The number of people looking for work in Hartlepool fell last month.
New official labour market statistics show there were 2,735 people claiming out of work benefits in the town in November - a fall of 10 since October but up by 220 year-on-year.
There were 1,650 people claiming benefits in the Easington constituency, a fall of 35 since October but up 275 over the year; 1,310 in the Sedgefield area, down five on the previous month but up 165 over the year, and 2,300 in the Stockton North constituency, a rise of 35 on the month and 100 up over a year.
Across the North East, the number of people in work rose by 33,000 over the year, to 1,207,000 - but the claimant count is also up by 4,400 to 52,300, as more people have entered the jobs market. The number of people classed as ‘economically inactive’ in the region dropped by 10,000 to 399,000 over the last year.
Karen Houghton, of Hartlepool JobCentre, said the town’s employment market was buoyant.
The centre has recently worked with B&M, Frankie and Benny’s and WH Smith on recruitment.
“In terms of what is happening, it is all good,” she said.
North East England Chamber of Commerce police adviser Paul Carbert said: “The employment statistics show little change on the previous three months, but steady progress has been made over the past year on increasing employment and reducing unemployment.
“The North East saw the largest increase in the employment rate over the past year, and the largest fall in the unemployment rate.
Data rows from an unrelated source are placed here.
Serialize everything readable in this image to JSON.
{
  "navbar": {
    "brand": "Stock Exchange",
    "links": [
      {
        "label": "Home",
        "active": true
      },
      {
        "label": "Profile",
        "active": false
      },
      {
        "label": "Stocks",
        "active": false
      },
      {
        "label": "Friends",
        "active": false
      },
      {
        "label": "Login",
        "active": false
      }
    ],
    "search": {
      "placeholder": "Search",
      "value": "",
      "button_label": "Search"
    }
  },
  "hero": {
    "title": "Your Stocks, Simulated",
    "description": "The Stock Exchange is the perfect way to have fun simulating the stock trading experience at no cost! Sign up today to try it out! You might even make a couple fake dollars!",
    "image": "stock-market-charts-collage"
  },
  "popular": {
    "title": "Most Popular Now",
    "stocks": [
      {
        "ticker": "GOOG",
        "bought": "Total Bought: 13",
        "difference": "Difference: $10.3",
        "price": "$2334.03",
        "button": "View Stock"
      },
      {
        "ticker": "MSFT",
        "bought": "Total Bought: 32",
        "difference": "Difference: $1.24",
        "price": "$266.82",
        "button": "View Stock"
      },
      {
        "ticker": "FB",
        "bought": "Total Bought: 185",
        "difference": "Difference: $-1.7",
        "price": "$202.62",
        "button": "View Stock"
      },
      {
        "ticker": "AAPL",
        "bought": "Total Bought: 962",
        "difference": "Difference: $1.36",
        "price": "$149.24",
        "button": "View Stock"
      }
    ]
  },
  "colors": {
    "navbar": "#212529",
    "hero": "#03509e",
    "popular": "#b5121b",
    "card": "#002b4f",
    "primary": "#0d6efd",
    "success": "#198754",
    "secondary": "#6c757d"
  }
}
It is positive news that we end 2016 in a significantly better position than last year.
“There is more work to be done to match up skill levels in the workforce with the needs of employers, and the chamber will be supporting members in 2017 to upskill and retrain experienced workers and open up opportunities for the unemployed.
“We need to have a working North East where everyone contributes to our economy.”
North East Local Enterprise Partnership head of strategy and policy Richard Baker added: “Today’s statistics for the North East mirror those of the national economic picture which suggest a slowing down in the UK labour market over the last quarter.
“Whilst the position remains much improved on the position a year ago, employment numbers are currently largely static overall. Unemployment has fallen again slightly, while the numbers of people economically inactive has increased.
“Within the employment figures for the region, one detail is that we are seeing an increase in the number of people in full-time work which is encouraging, with a drop off in the numbers of people in part-time and temporary work.”